[Dataset entries]
----
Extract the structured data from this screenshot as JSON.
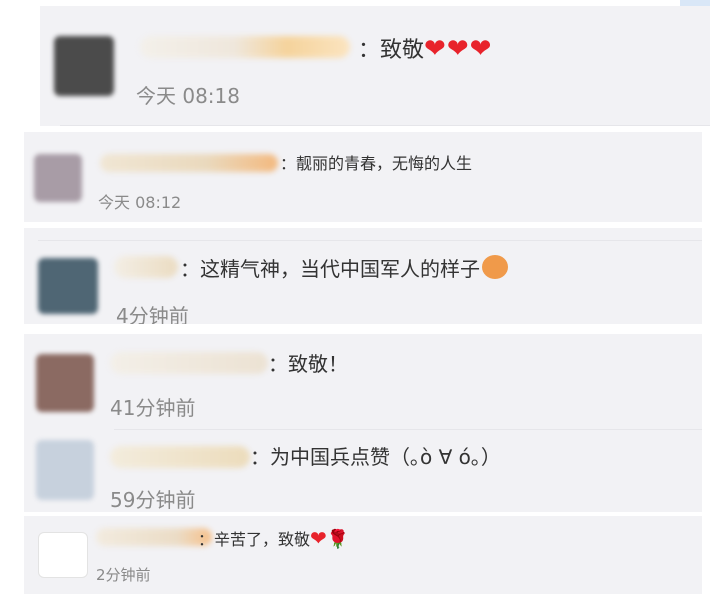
{
  "comments": [
    {
      "text": "致敬",
      "hearts": "❤❤❤",
      "time": "今天 08:18"
    },
    {
      "text": "靓丽的青春，无悔的人生",
      "time": "今天 08:12"
    },
    {
      "text": "这精气神，当代中国军人的样子",
      "time": "4分钟前"
    },
    {
      "text": "致敬！",
      "time": "41分钟前"
    },
    {
      "text": "为中国兵点赞（｡ò ∀ ó｡）",
      "time": "59分钟前"
    },
    {
      "text": "辛苦了，致敬",
      "hearts": "❤",
      "rose": "🌹",
      "time": "2分钟前"
    }
  ],
  "colon": "："
}
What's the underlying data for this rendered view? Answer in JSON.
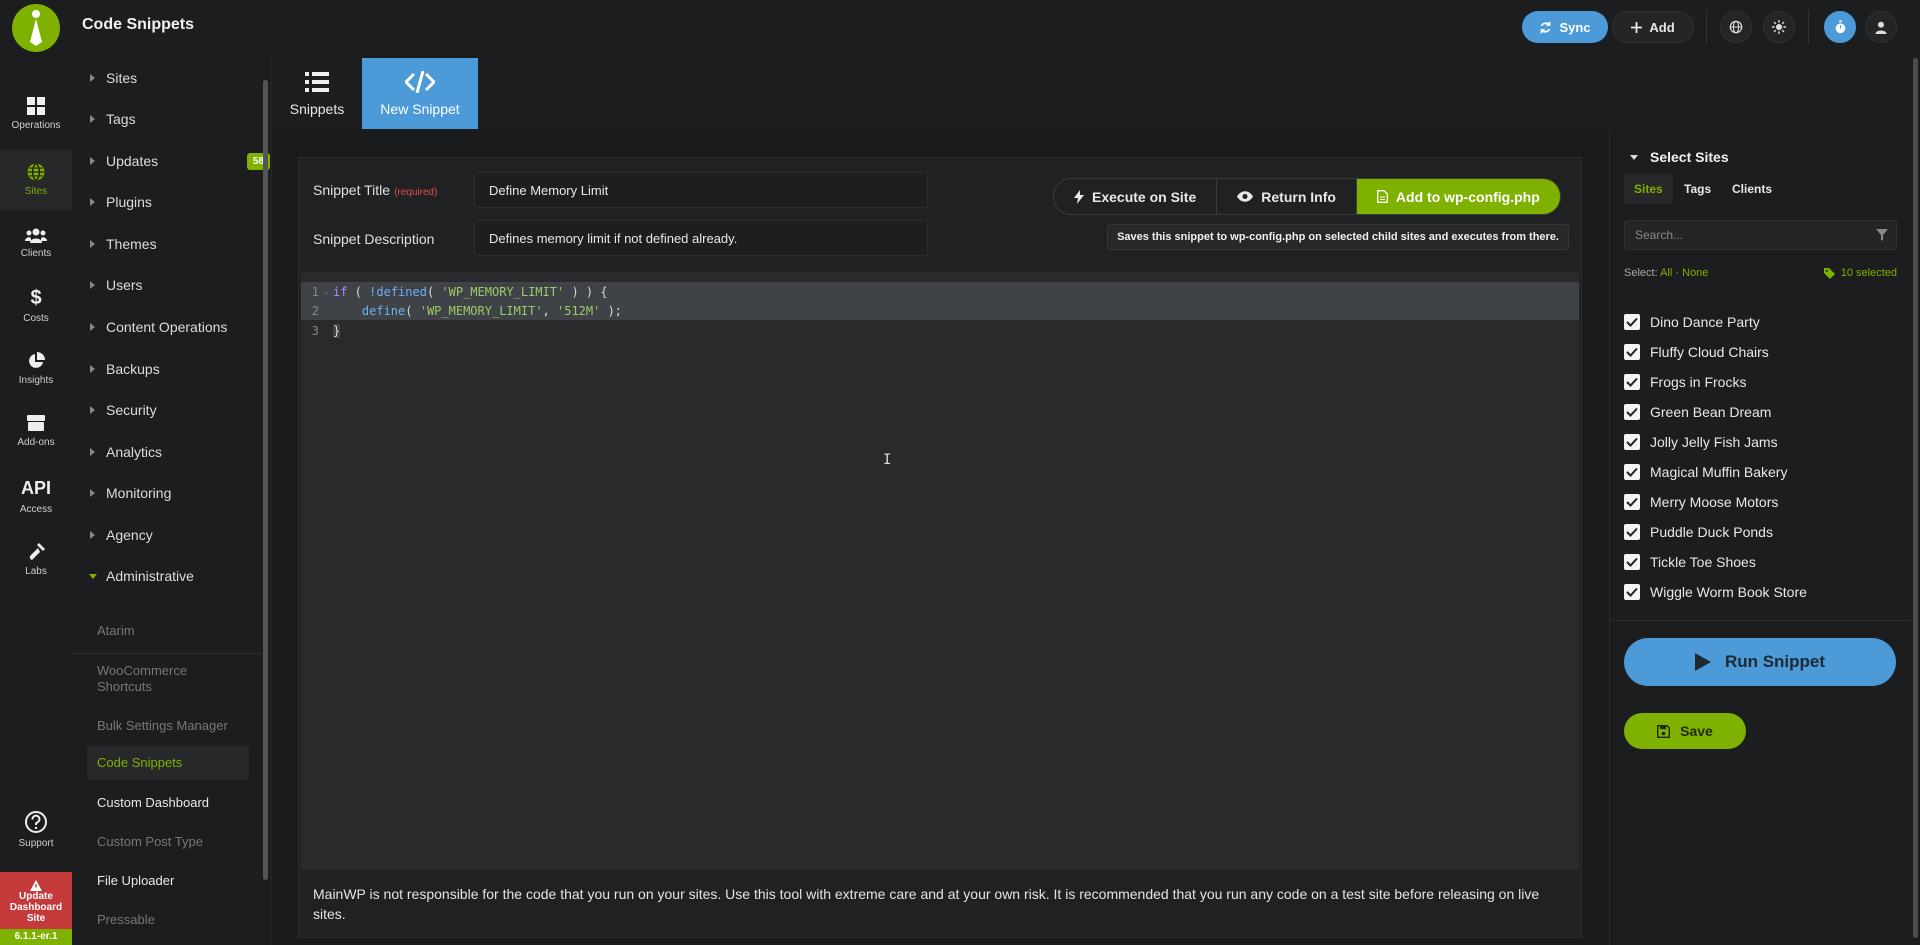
{
  "app": {
    "title": "Code Snippets",
    "version": "6.1.1-er.1"
  },
  "topbar": {
    "sync_label": "Sync",
    "add_label": "Add"
  },
  "iconbar": [
    {
      "label": "Operations",
      "icon": "grid-icon"
    },
    {
      "label": "Sites",
      "icon": "globe-icon"
    },
    {
      "label": "Clients",
      "icon": "users-icon"
    },
    {
      "label": "Costs",
      "icon": "dollar-icon"
    },
    {
      "label": "Insights",
      "icon": "pie-chart-icon"
    },
    {
      "label": "Add-ons",
      "icon": "box-icon"
    },
    {
      "label": "Access",
      "icon_text": "API"
    },
    {
      "label": "Labs",
      "icon": "flask-icon"
    },
    {
      "label": "Support",
      "icon": "help-icon"
    }
  ],
  "update_site": {
    "line1": "Update",
    "line2": "Dashboard",
    "line3": "Site"
  },
  "nav": {
    "items": [
      "Sites",
      "Tags",
      "Updates",
      "Plugins",
      "Themes",
      "Users",
      "Content Operations",
      "Backups",
      "Security",
      "Analytics",
      "Monitoring",
      "Agency",
      "Administrative"
    ],
    "updates_badge": "58",
    "sub_items": [
      "Atarim",
      "WooCommerce Shortcuts",
      "Bulk Settings Manager",
      "Code Snippets",
      "Custom Dashboard",
      "Custom Post Type",
      "File Uploader",
      "Pressable"
    ]
  },
  "tabs": {
    "snippets": "Snippets",
    "new_snippet": "New Snippet"
  },
  "form": {
    "title_label": "Snippet Title",
    "required_label": "(required)",
    "title_value": "Define Memory Limit",
    "desc_label": "Snippet Description",
    "desc_value": "Defines memory limit if not defined already."
  },
  "actions": {
    "execute": "Execute on Site",
    "return_info": "Return Info",
    "wp_config": "Add to wp-config.php",
    "tooltip": "Saves this snippet to wp-config.php on selected child sites and executes from there."
  },
  "code": {
    "line_numbers": [
      "1",
      "2",
      "3"
    ],
    "l1_kw": "if",
    "l1_a": " ( ",
    "l1_fn": "!defined",
    "l1_b": "( ",
    "l1_str": "'WP_MEMORY_LIMIT'",
    "l1_c": " ) ) {",
    "l2_indent": "    ",
    "l2_fn": "define",
    "l2_a": "( ",
    "l2_str1": "'WP_MEMORY_LIMIT'",
    "l2_b": ", ",
    "l2_str2": "'512M'",
    "l2_c": " );",
    "l3": "}"
  },
  "disclaimer": "MainWP is not responsible for the code that you run on your sites. Use this tool with extreme care and at your own risk. It is recommended that you run any code on a test site before releasing on live sites.",
  "sites_panel": {
    "title": "Select Sites",
    "tabs": [
      "Sites",
      "Tags",
      "Clients"
    ],
    "search_placeholder": "Search...",
    "select_label": "Select:",
    "all": "All",
    "dot": "·",
    "none": "None",
    "selected_count": "10 selected",
    "sites": [
      "Dino Dance Party",
      "Fluffy Cloud Chairs",
      "Frogs in Frocks",
      "Green Bean Dream",
      "Jolly Jelly Fish Jams",
      "Magical Muffin Bakery",
      "Merry Moose Motors",
      "Puddle Duck Ponds",
      "Tickle Toe Shoes",
      "Wiggle Worm Book Store"
    ],
    "run_label": "Run Snippet",
    "save_label": "Save"
  },
  "colors": {
    "accent_green": "#7fb100",
    "accent_blue": "#4c9bd8",
    "danger": "#c4393a"
  }
}
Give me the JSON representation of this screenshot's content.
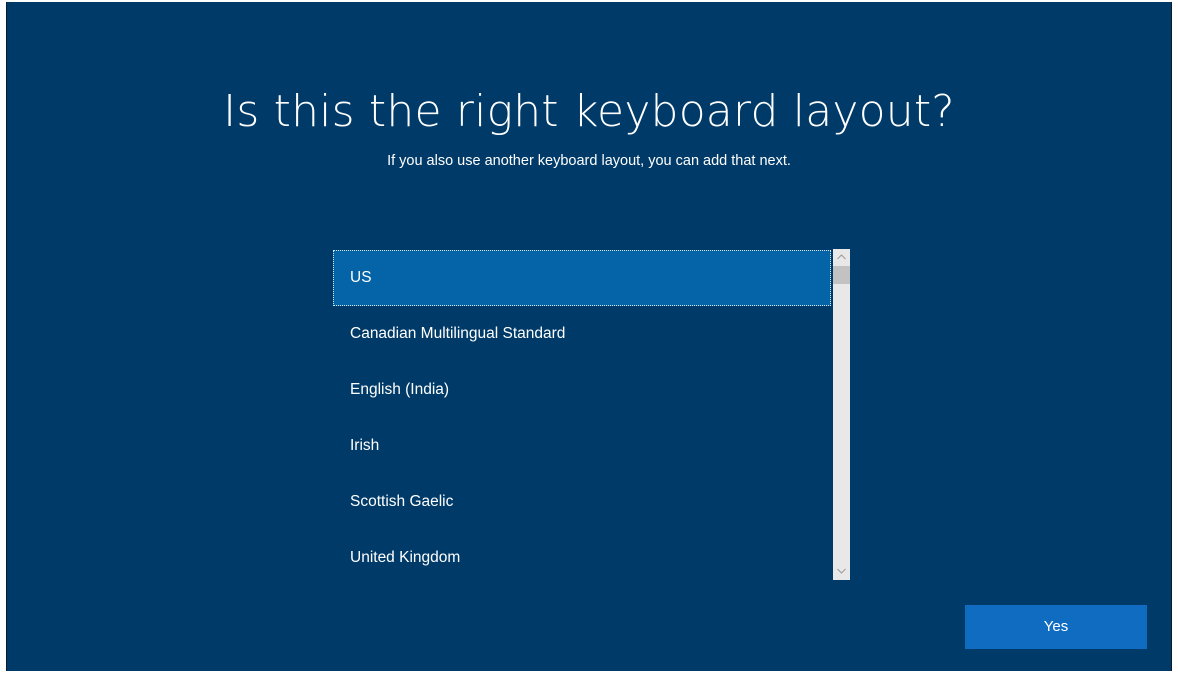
{
  "page": {
    "title": "Is this the right keyboard layout?",
    "subtitle": "If you also use another keyboard layout, you can add that next."
  },
  "keyboard_layouts": {
    "selected": "US",
    "items": [
      {
        "label": "US"
      },
      {
        "label": "Canadian Multilingual Standard"
      },
      {
        "label": "English (India)"
      },
      {
        "label": "Irish"
      },
      {
        "label": "Scottish Gaelic"
      },
      {
        "label": "United Kingdom"
      }
    ],
    "scrollbar": {
      "up_icon": "chevron-up-icon",
      "down_icon": "chevron-down-icon"
    }
  },
  "actions": {
    "yes_label": "Yes"
  },
  "colors": {
    "background": "#003a68",
    "selected_item": "#0563a8",
    "button": "#0f6cc1",
    "text": "#ffffff"
  }
}
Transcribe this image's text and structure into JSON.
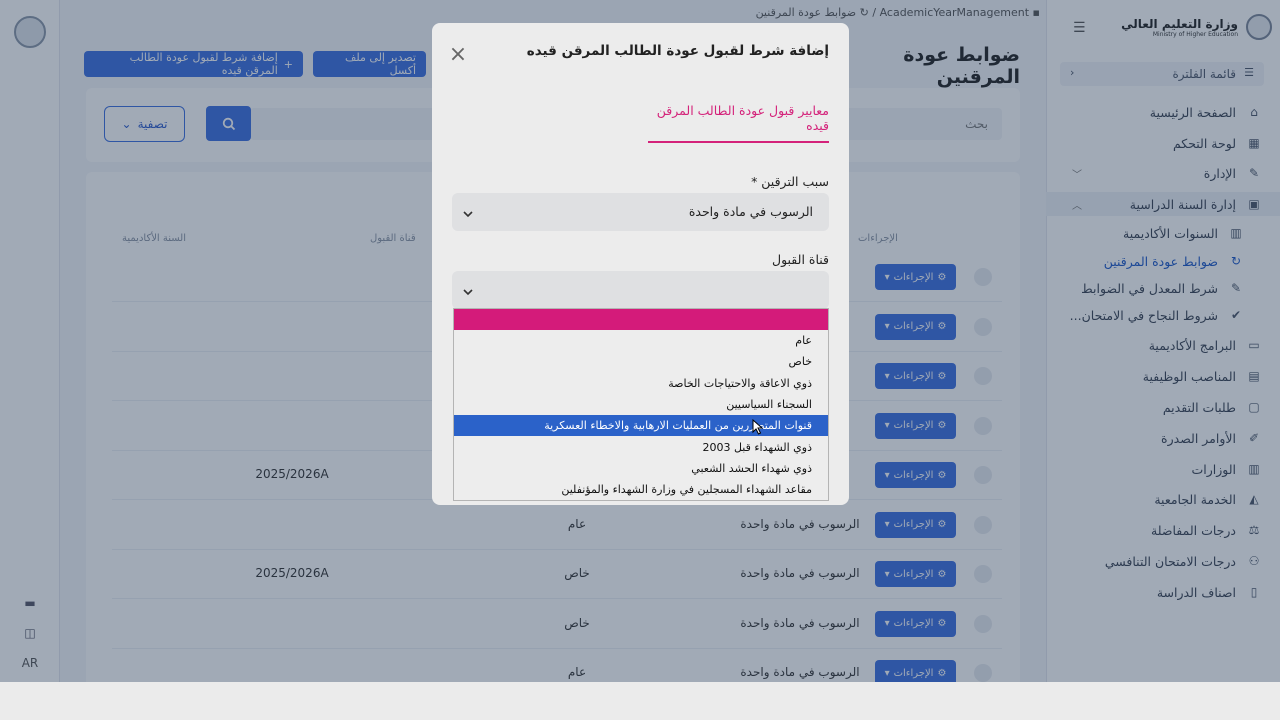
{
  "breadcrumb": {
    "parent": "AcademicYearManagement",
    "current": "ضوابط عودة المرقنين"
  },
  "page_title": "ضوابط عودة المرقنين",
  "toolbar": {
    "add_label": "إضافة شرط لقبول عودة الطالب المرقن قيده",
    "export_label": "تصدير إلى ملف أكسل"
  },
  "search": {
    "placeholder": "بحث",
    "filter_label": "تصفية"
  },
  "table": {
    "headers": [
      "الإجراءات",
      "قناة القبول",
      "السنة الأكاديمية"
    ],
    "action_label": "الإجراءات",
    "rows": [
      {
        "reason": "",
        "channel": "",
        "year": ""
      },
      {
        "reason": "",
        "channel": "",
        "year": ""
      },
      {
        "reason": "",
        "channel": "",
        "year": ""
      },
      {
        "reason": "",
        "channel": "",
        "year": ""
      },
      {
        "reason": "",
        "channel": "",
        "year": "2025/2026A"
      },
      {
        "reason": "الرسوب في مادة واحدة",
        "channel": "عام",
        "year": ""
      },
      {
        "reason": "الرسوب في مادة واحدة",
        "channel": "خاص",
        "year": "2025/2026A"
      },
      {
        "reason": "الرسوب في مادة واحدة",
        "channel": "خاص",
        "year": ""
      },
      {
        "reason": "الرسوب في مادة واحدة",
        "channel": "عام",
        "year": ""
      }
    ]
  },
  "sidebar": {
    "brand_title": "وزارة التعليم العالي",
    "brand_sub": "Ministry of Higher Education",
    "menu_head": "قائمة الفلترة",
    "items": [
      {
        "label": "الصفحة الرئيسية",
        "icon": "home-icon"
      },
      {
        "label": "لوحة التحكم",
        "icon": "dashboard-icon"
      },
      {
        "label": "الإدارة",
        "icon": "wrench-icon"
      },
      {
        "label": "إدارة السنة الدراسية",
        "icon": "calendar-icon"
      },
      {
        "label": "السنوات الأكاديمية",
        "icon": "building-icon"
      },
      {
        "label": "ضوابط عودة المرقنين",
        "icon": "sync-icon"
      },
      {
        "label": "شرط المعدل في الضوابط",
        "icon": "edit-icon"
      },
      {
        "label": "شروط النجاح في الامتحان...",
        "icon": "user-check-icon"
      },
      {
        "label": "البرامج الأكاديمية",
        "icon": "laptop-icon"
      },
      {
        "label": "المناصب الوظيفية",
        "icon": "book-icon"
      },
      {
        "label": "طلبات التقديم",
        "icon": "inbox-icon"
      },
      {
        "label": "الأوامر الصدرة",
        "icon": "pen-icon"
      },
      {
        "label": "الوزارات",
        "icon": "landmark-icon"
      },
      {
        "label": "الخدمة الجامعية",
        "icon": "graduation-icon"
      },
      {
        "label": "درجات المفاضلة",
        "icon": "scale-icon"
      },
      {
        "label": "درجات الامتحان التنافسي",
        "icon": "users-icon"
      },
      {
        "label": "اصناف الدراسة",
        "icon": "file-icon"
      }
    ]
  },
  "rail": {
    "lang": "AR"
  },
  "modal": {
    "title": "إضافة شرط لقبول عودة الطالب المرقن قيده",
    "tab": "معايير قبول عودة الطالب المرقن قيده",
    "reason_label": "سبب الترقين *",
    "reason_value": "الرسوب في مادة واحدة",
    "channel_label": "قناة القبول",
    "channel_value": "",
    "options": [
      "",
      "عام",
      "خاص",
      "ذوي الاعاقة والاحتياجات الخاصة",
      "السجناء السياسيين",
      "قنوات المتضررين من العمليات الارهابية والاخطاء العسكرية",
      "ذوي الشهداء قبل 2003",
      "ذوي شهداء الحشد الشعبي",
      "مقاعد الشهداء المسجلين في وزارة الشهداء والمؤنفلين"
    ],
    "selected_index": 5
  },
  "colors": {
    "primary": "#3b6ee0",
    "accent": "#d4227a",
    "selected": "#2b62c9"
  }
}
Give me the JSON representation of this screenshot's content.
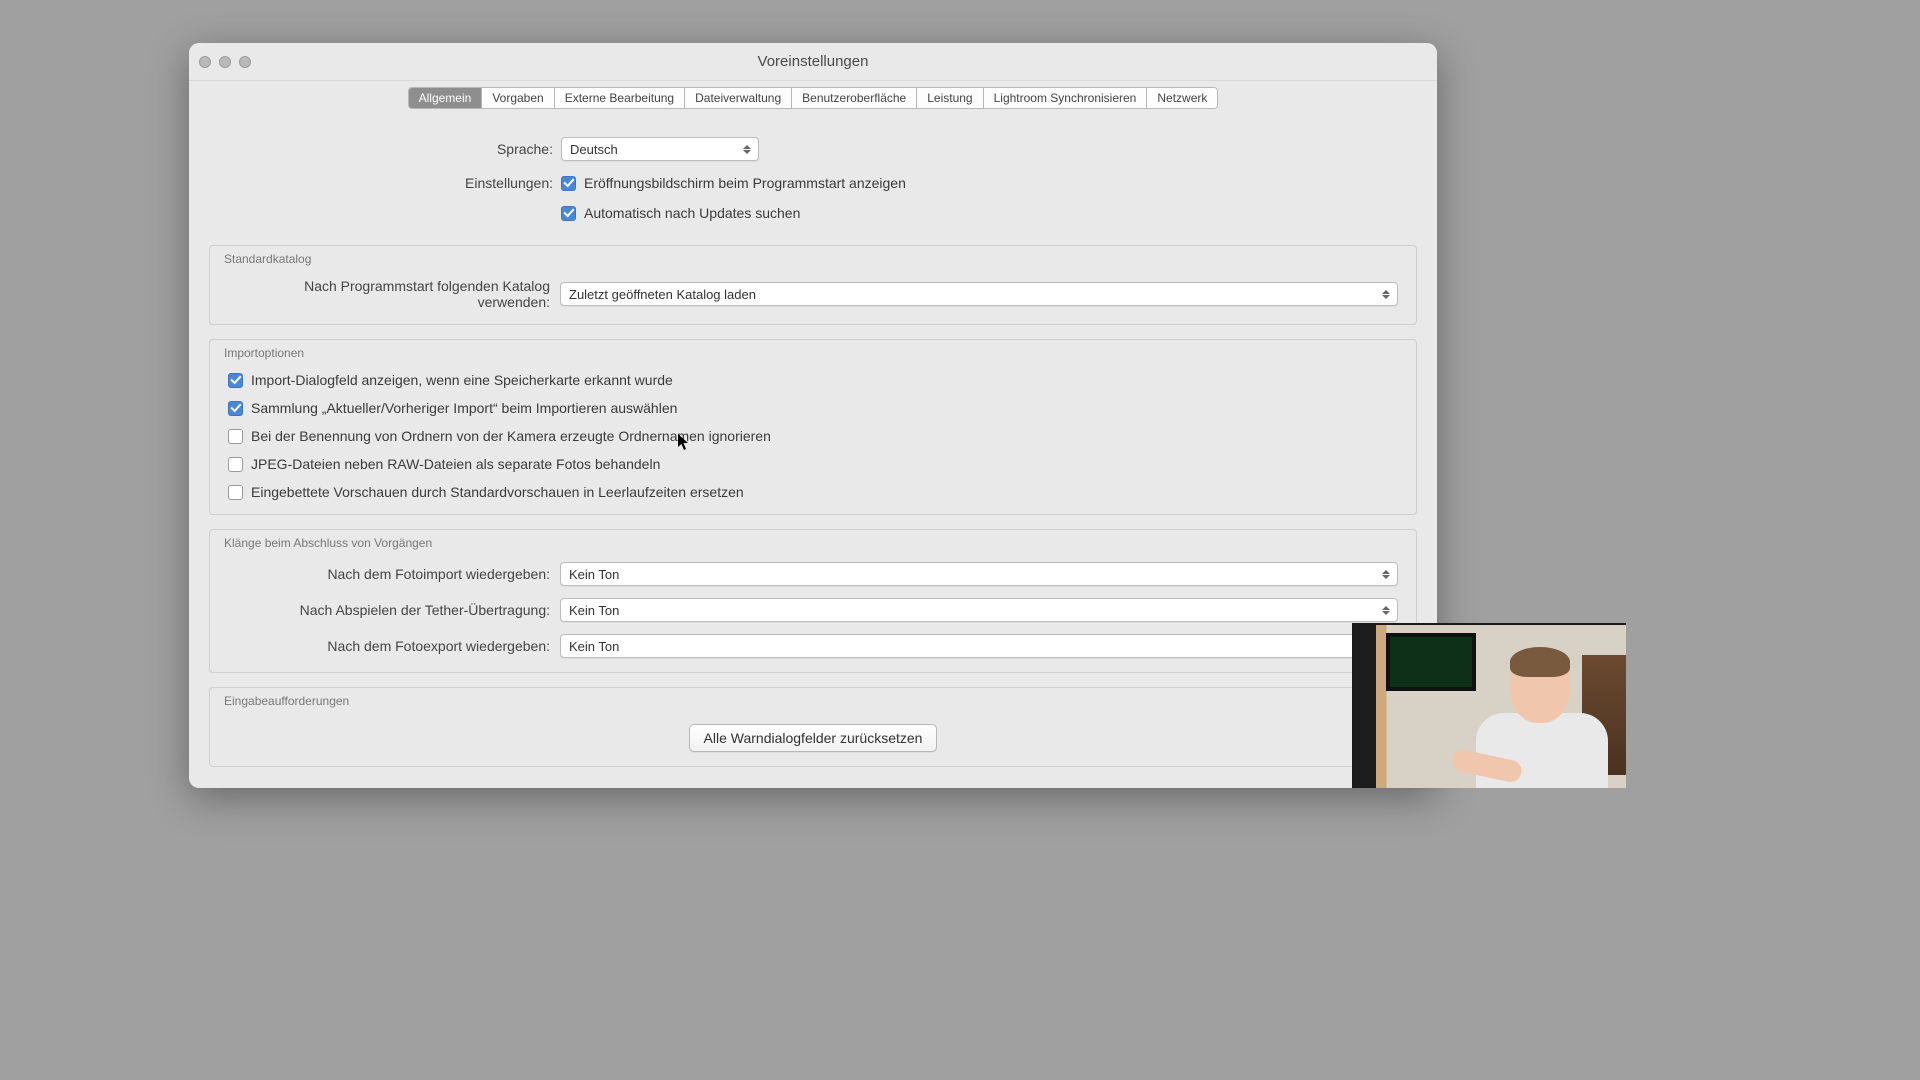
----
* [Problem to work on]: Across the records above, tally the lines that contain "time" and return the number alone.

* [Result below]: 6